╭─ Data for processing

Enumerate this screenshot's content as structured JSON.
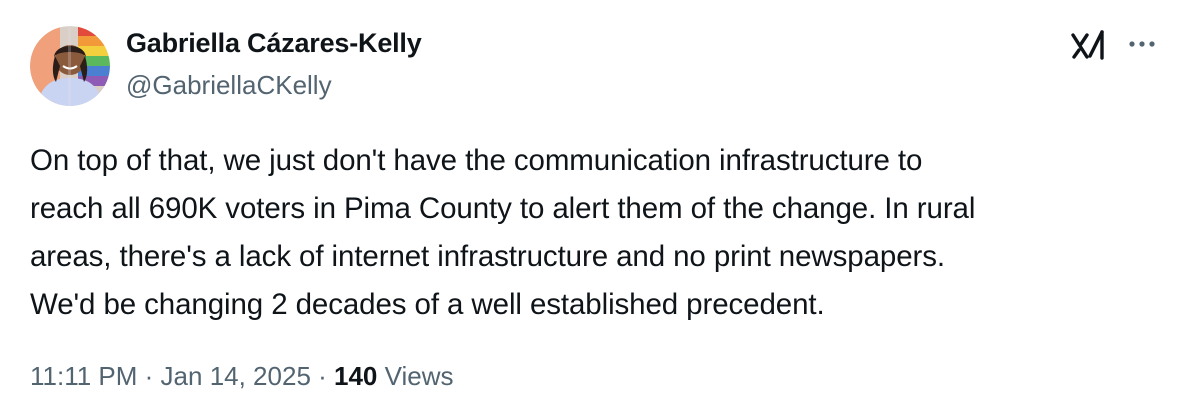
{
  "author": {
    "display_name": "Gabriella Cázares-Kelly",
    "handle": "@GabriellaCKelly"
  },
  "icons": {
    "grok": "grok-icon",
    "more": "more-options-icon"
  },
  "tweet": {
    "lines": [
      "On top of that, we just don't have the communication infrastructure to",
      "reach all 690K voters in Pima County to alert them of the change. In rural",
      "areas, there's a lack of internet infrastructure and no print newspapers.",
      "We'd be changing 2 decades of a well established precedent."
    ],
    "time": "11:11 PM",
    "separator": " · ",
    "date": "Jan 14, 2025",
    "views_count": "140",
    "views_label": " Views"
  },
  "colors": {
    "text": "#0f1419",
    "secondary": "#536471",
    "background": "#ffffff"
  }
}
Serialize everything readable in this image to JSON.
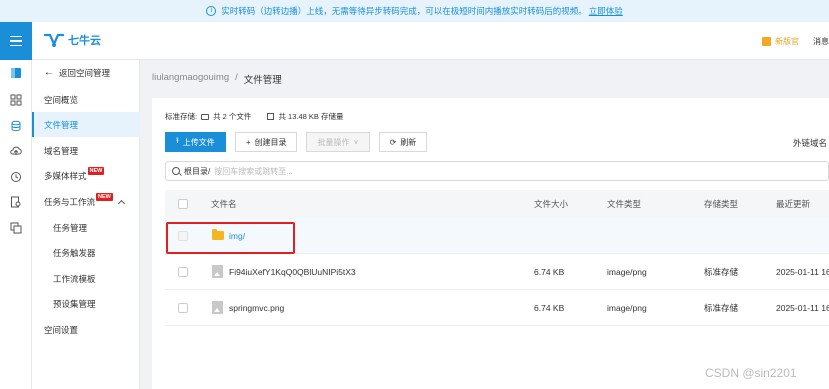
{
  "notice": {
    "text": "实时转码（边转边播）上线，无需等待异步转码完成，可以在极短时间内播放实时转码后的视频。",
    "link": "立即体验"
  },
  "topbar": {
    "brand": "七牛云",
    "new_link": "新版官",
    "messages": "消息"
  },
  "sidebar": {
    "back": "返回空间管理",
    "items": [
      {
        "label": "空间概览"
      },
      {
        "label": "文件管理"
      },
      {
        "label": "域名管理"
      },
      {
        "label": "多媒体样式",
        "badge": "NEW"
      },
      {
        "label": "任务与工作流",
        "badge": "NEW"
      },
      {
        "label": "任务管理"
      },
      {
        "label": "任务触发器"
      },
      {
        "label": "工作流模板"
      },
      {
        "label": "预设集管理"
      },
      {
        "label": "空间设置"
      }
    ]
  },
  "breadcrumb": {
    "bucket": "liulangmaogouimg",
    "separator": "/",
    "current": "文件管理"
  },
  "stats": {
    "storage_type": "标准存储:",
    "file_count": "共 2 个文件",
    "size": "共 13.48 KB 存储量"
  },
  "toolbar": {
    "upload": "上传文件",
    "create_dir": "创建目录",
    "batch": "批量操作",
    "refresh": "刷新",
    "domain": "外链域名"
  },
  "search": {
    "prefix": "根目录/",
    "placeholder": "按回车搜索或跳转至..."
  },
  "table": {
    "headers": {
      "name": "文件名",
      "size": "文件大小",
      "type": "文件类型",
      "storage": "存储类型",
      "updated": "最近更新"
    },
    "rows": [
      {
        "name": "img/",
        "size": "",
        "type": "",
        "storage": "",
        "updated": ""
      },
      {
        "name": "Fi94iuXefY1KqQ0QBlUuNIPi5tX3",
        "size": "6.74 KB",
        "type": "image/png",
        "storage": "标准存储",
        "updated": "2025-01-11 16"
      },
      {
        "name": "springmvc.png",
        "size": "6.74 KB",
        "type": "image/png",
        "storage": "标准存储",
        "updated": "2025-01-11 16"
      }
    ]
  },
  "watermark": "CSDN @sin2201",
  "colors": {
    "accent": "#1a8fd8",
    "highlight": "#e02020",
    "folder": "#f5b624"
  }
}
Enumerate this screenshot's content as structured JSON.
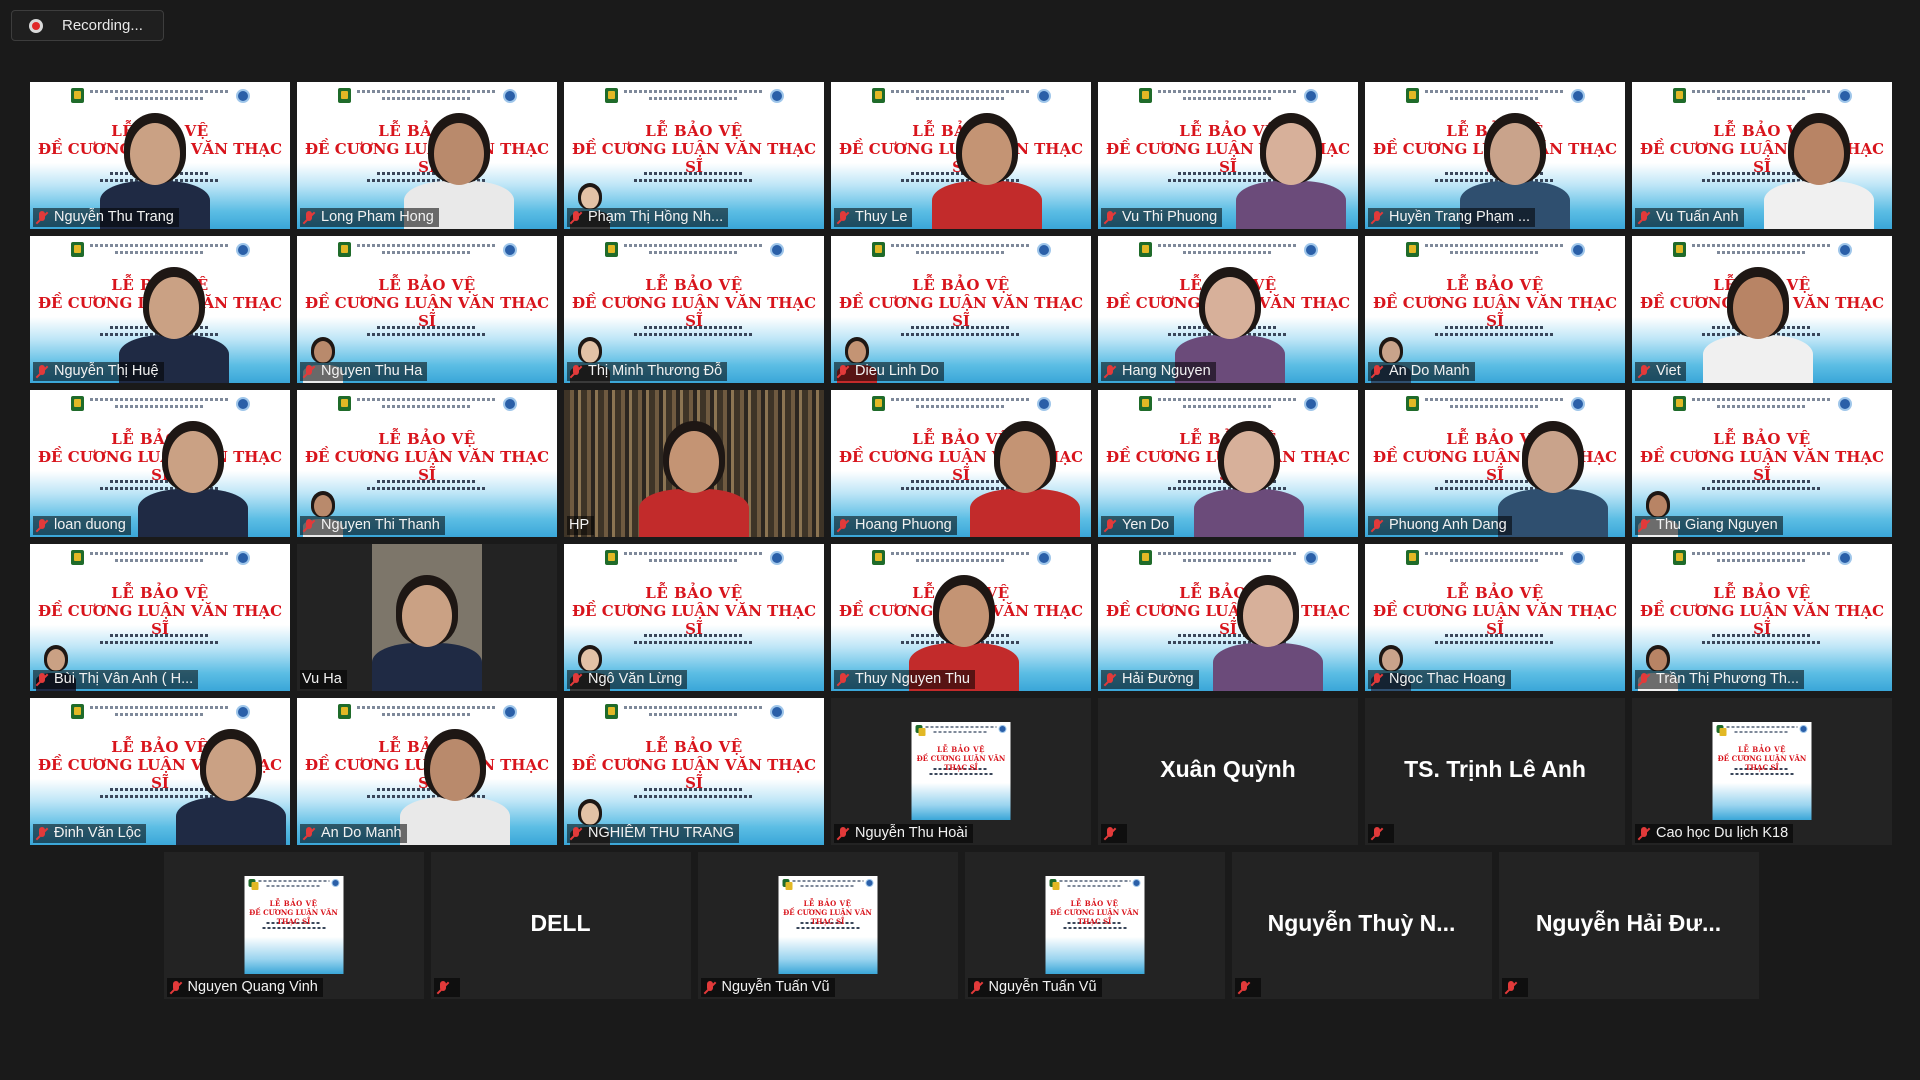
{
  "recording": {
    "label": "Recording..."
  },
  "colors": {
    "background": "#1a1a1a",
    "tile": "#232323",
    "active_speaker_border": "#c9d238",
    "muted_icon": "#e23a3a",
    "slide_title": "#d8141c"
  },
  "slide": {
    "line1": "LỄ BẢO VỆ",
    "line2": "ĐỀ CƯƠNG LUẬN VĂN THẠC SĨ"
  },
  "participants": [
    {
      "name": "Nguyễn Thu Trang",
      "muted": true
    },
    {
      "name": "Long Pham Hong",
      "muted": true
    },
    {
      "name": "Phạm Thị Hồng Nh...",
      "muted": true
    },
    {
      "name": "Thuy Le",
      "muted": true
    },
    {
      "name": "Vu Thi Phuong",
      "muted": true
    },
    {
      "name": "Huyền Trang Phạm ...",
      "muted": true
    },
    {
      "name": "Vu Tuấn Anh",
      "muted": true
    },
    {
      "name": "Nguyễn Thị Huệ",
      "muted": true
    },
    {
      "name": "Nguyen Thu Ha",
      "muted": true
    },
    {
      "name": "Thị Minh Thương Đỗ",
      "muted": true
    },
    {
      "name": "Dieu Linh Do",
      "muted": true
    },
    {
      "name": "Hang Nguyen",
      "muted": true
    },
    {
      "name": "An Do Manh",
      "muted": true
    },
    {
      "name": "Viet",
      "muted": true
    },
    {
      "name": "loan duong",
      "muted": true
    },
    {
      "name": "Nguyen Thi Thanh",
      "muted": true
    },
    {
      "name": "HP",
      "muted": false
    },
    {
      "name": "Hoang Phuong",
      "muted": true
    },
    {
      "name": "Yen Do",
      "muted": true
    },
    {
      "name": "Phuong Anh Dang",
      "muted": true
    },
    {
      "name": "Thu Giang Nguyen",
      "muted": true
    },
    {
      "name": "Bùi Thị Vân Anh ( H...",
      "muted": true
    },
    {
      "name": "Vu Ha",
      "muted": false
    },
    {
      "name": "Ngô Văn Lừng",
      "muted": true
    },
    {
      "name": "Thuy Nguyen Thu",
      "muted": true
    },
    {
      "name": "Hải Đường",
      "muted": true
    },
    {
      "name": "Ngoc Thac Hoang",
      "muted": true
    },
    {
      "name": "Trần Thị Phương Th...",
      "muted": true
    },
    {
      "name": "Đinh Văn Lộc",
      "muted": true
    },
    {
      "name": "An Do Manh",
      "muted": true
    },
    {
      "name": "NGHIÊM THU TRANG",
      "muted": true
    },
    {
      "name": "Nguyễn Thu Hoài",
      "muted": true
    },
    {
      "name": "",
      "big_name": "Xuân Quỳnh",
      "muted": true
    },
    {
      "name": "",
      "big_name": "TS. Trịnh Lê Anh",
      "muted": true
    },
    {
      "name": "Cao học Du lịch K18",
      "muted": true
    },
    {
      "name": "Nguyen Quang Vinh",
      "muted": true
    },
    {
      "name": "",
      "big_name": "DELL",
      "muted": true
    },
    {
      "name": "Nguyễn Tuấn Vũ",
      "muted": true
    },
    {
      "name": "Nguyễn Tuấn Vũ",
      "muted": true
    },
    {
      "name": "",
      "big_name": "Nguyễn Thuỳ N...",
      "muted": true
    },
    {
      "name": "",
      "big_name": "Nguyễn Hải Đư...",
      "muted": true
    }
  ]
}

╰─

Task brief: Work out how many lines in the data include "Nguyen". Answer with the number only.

Solution for this task: 6